When it comes to fixing things around the house, my skill level falls somewhere between “expert” and “bungling.”
Hang a picture to the exacting standards of my 13-year-old daughter, Emily? No problem. Install a ceiling fan in a bedroom? Please… you may as well ask me to remove one of your kidneys.
And so earlier this week, when my wife Linda informed me that, “The clothes dryer is turning, but it’s not giving off any heat,” I had to first decide whether or not this was something I could tackle.
The truth is, fixing a dryer is the kind of thing I’d normally stay away from: It’s fairly complicated (What if I can’t put it back together?); it involves electricity (What if I kill myself or, even worse, short out the TV during the Olympics?); and, as a man who’s already down to wearing the underwear that lives way in the back of the dresser, time is of the essence.
But before I turned down the assignment, I figured it was worth at least a cursory Google search, to see if there might be some helpful information online.
Was there ever. It took me just a few minutes to find this free, 17-segment, step-by-step video series on how to repair my dryer. Not just any dryer either… my exact model.
James, the man on the video, showed me how to take it apart, how to troubleshoot the problem (broken heating element) and how to put it all back together. I ordered the part online, got it in the mail yesterday, and as of 9:43 a.m. this morning, I am back to wearing toasty warm, dry clothing.
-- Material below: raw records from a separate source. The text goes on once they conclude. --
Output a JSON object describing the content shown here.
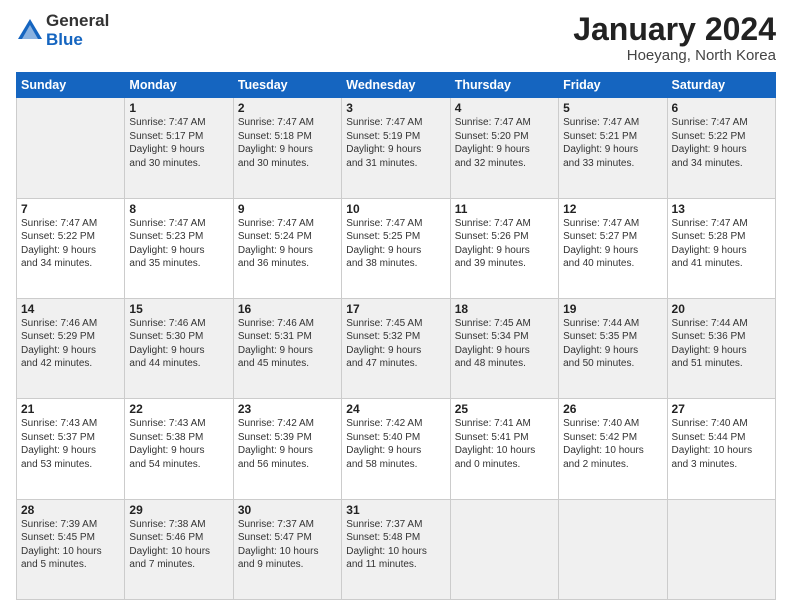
{
  "logo": {
    "general": "General",
    "blue": "Blue"
  },
  "title": "January 2024",
  "location": "Hoeyang, North Korea",
  "days": [
    "Sunday",
    "Monday",
    "Tuesday",
    "Wednesday",
    "Thursday",
    "Friday",
    "Saturday"
  ],
  "weeks": [
    [
      {
        "day": "",
        "text": ""
      },
      {
        "day": "1",
        "text": "Sunrise: 7:47 AM\nSunset: 5:17 PM\nDaylight: 9 hours\nand 30 minutes."
      },
      {
        "day": "2",
        "text": "Sunrise: 7:47 AM\nSunset: 5:18 PM\nDaylight: 9 hours\nand 30 minutes."
      },
      {
        "day": "3",
        "text": "Sunrise: 7:47 AM\nSunset: 5:19 PM\nDaylight: 9 hours\nand 31 minutes."
      },
      {
        "day": "4",
        "text": "Sunrise: 7:47 AM\nSunset: 5:20 PM\nDaylight: 9 hours\nand 32 minutes."
      },
      {
        "day": "5",
        "text": "Sunrise: 7:47 AM\nSunset: 5:21 PM\nDaylight: 9 hours\nand 33 minutes."
      },
      {
        "day": "6",
        "text": "Sunrise: 7:47 AM\nSunset: 5:22 PM\nDaylight: 9 hours\nand 34 minutes."
      }
    ],
    [
      {
        "day": "7",
        "text": "Sunrise: 7:47 AM\nSunset: 5:22 PM\nDaylight: 9 hours\nand 34 minutes."
      },
      {
        "day": "8",
        "text": "Sunrise: 7:47 AM\nSunset: 5:23 PM\nDaylight: 9 hours\nand 35 minutes."
      },
      {
        "day": "9",
        "text": "Sunrise: 7:47 AM\nSunset: 5:24 PM\nDaylight: 9 hours\nand 36 minutes."
      },
      {
        "day": "10",
        "text": "Sunrise: 7:47 AM\nSunset: 5:25 PM\nDaylight: 9 hours\nand 38 minutes."
      },
      {
        "day": "11",
        "text": "Sunrise: 7:47 AM\nSunset: 5:26 PM\nDaylight: 9 hours\nand 39 minutes."
      },
      {
        "day": "12",
        "text": "Sunrise: 7:47 AM\nSunset: 5:27 PM\nDaylight: 9 hours\nand 40 minutes."
      },
      {
        "day": "13",
        "text": "Sunrise: 7:47 AM\nSunset: 5:28 PM\nDaylight: 9 hours\nand 41 minutes."
      }
    ],
    [
      {
        "day": "14",
        "text": "Sunrise: 7:46 AM\nSunset: 5:29 PM\nDaylight: 9 hours\nand 42 minutes."
      },
      {
        "day": "15",
        "text": "Sunrise: 7:46 AM\nSunset: 5:30 PM\nDaylight: 9 hours\nand 44 minutes."
      },
      {
        "day": "16",
        "text": "Sunrise: 7:46 AM\nSunset: 5:31 PM\nDaylight: 9 hours\nand 45 minutes."
      },
      {
        "day": "17",
        "text": "Sunrise: 7:45 AM\nSunset: 5:32 PM\nDaylight: 9 hours\nand 47 minutes."
      },
      {
        "day": "18",
        "text": "Sunrise: 7:45 AM\nSunset: 5:34 PM\nDaylight: 9 hours\nand 48 minutes."
      },
      {
        "day": "19",
        "text": "Sunrise: 7:44 AM\nSunset: 5:35 PM\nDaylight: 9 hours\nand 50 minutes."
      },
      {
        "day": "20",
        "text": "Sunrise: 7:44 AM\nSunset: 5:36 PM\nDaylight: 9 hours\nand 51 minutes."
      }
    ],
    [
      {
        "day": "21",
        "text": "Sunrise: 7:43 AM\nSunset: 5:37 PM\nDaylight: 9 hours\nand 53 minutes."
      },
      {
        "day": "22",
        "text": "Sunrise: 7:43 AM\nSunset: 5:38 PM\nDaylight: 9 hours\nand 54 minutes."
      },
      {
        "day": "23",
        "text": "Sunrise: 7:42 AM\nSunset: 5:39 PM\nDaylight: 9 hours\nand 56 minutes."
      },
      {
        "day": "24",
        "text": "Sunrise: 7:42 AM\nSunset: 5:40 PM\nDaylight: 9 hours\nand 58 minutes."
      },
      {
        "day": "25",
        "text": "Sunrise: 7:41 AM\nSunset: 5:41 PM\nDaylight: 10 hours\nand 0 minutes."
      },
      {
        "day": "26",
        "text": "Sunrise: 7:40 AM\nSunset: 5:42 PM\nDaylight: 10 hours\nand 2 minutes."
      },
      {
        "day": "27",
        "text": "Sunrise: 7:40 AM\nSunset: 5:44 PM\nDaylight: 10 hours\nand 3 minutes."
      }
    ],
    [
      {
        "day": "28",
        "text": "Sunrise: 7:39 AM\nSunset: 5:45 PM\nDaylight: 10 hours\nand 5 minutes."
      },
      {
        "day": "29",
        "text": "Sunrise: 7:38 AM\nSunset: 5:46 PM\nDaylight: 10 hours\nand 7 minutes."
      },
      {
        "day": "30",
        "text": "Sunrise: 7:37 AM\nSunset: 5:47 PM\nDaylight: 10 hours\nand 9 minutes."
      },
      {
        "day": "31",
        "text": "Sunrise: 7:37 AM\nSunset: 5:48 PM\nDaylight: 10 hours\nand 11 minutes."
      },
      {
        "day": "",
        "text": ""
      },
      {
        "day": "",
        "text": ""
      },
      {
        "day": "",
        "text": ""
      }
    ]
  ]
}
I don’t mind telling you that at this particular moment, there is no one I am more in love with than James the dryer fix-it guy. Not only did he save me a bunch of money, his simple, clear instructions made the entire process pain free (even fun).
So let me ask you a couple of questions. Do you think that if I had an appliance problem in the future that was too complicated for me that I might be inclined to hire James? Do you think that if you had an appliance problem that I might be inclined to tell you about him?
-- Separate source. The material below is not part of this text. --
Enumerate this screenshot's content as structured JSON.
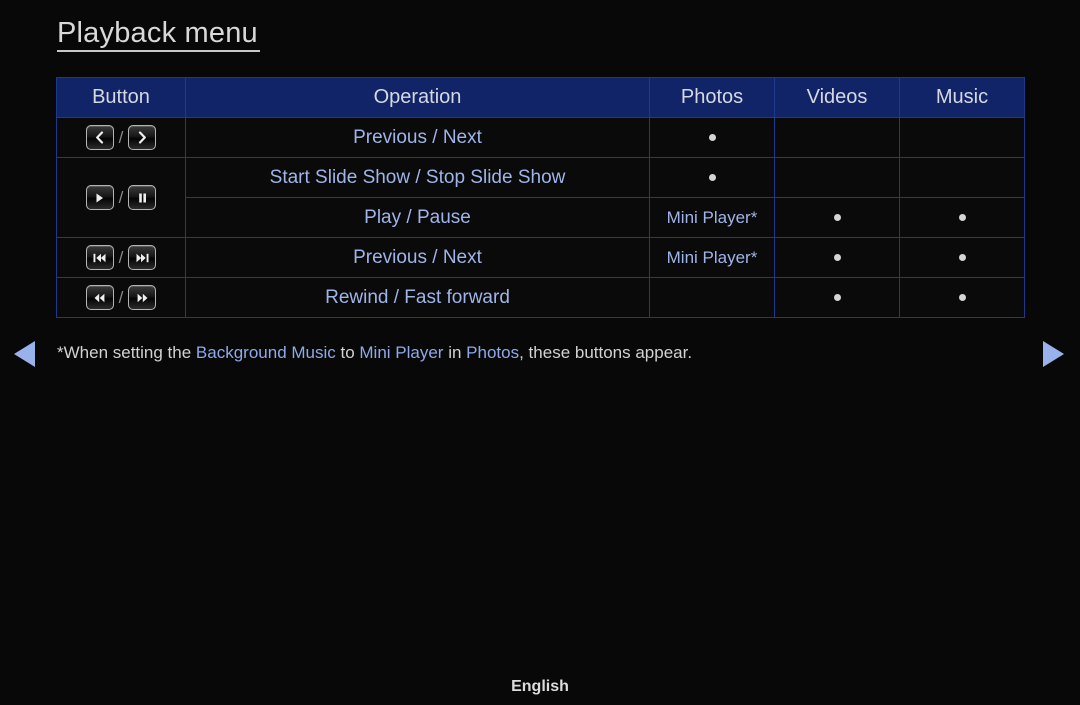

I’m really hoping you said yes to both questions. Because that’s the point of all this. Giving away free, no-strings-attached information remains, in my view, the single most effective marketing tool for those of us in the “expert” business.
Whether you’re a coach, attorney, financial planner or dryer fix-it guy, the best way to sell to me is to first, help me.
Why? Three reasons
- It’s an opportunity to share your point of view.
I’m guessing there aren’t too many possible variations in how one might troubleshoot and fix a dryer heating element. In terms of the work you and I do, on the other hand, the possibilities are endless.
And so while it might be helpful, for example, to know that you run a healthcare executive placement firm, it doesn’t tell me much about your perspective or approach. Reading your thought piece on how to deal with “High Maintenance Executives,” however, does. It’s a “free sample” of the service you sell.
- It’s an opportunity to share your personality.
It only took me one or two video segments to know that I liked James. Partly because of his British accent, of course. We Americans can’t help but equate this sound with intelligence and all around good guy-ness. But it was mostly about his manner.
For example, he offered suggestions on where to buy parts (“Don’t go to Sears, it will cost you an arm and a leg.”), apologized whenever his hand had to momentarily block the camera, and even pointed out places on the dryer where the edges might be particularly sharp.
He wasn’t just knowledgeable, he was likeable. I could read about his technical qualifications and experience all day, but it was his personality that made me eager to hire him in the future.
- It’s an opportunity to spread the word.
When you distribute free information – whether in the form of an E-Newsletter, thought piece, podcast, audio CD or whatever – and you invite people to “pass it along,” you’re giving them a vehicle for telling others about you.
But they don’t do it because they have any particular interest in helping you. They do it because they want to help whomever they’re passing it along to. Business information in particular, has got to be useful if it’s going to have legs.
Here’s the bottom line. As someone who trades in “expert-i-ness” I understand your hesitancy to share too much of it for free… it can feel like you’re giving away your value and reducing the need for your services.
In my experience, however, the exact opposite is true. The more good, shareable information you can give away to more people, the faster some of them will come back, eager to hire you.
P.S. To view an 18-second video of my torn apart dryer (I have no idea why you’d want to), click here.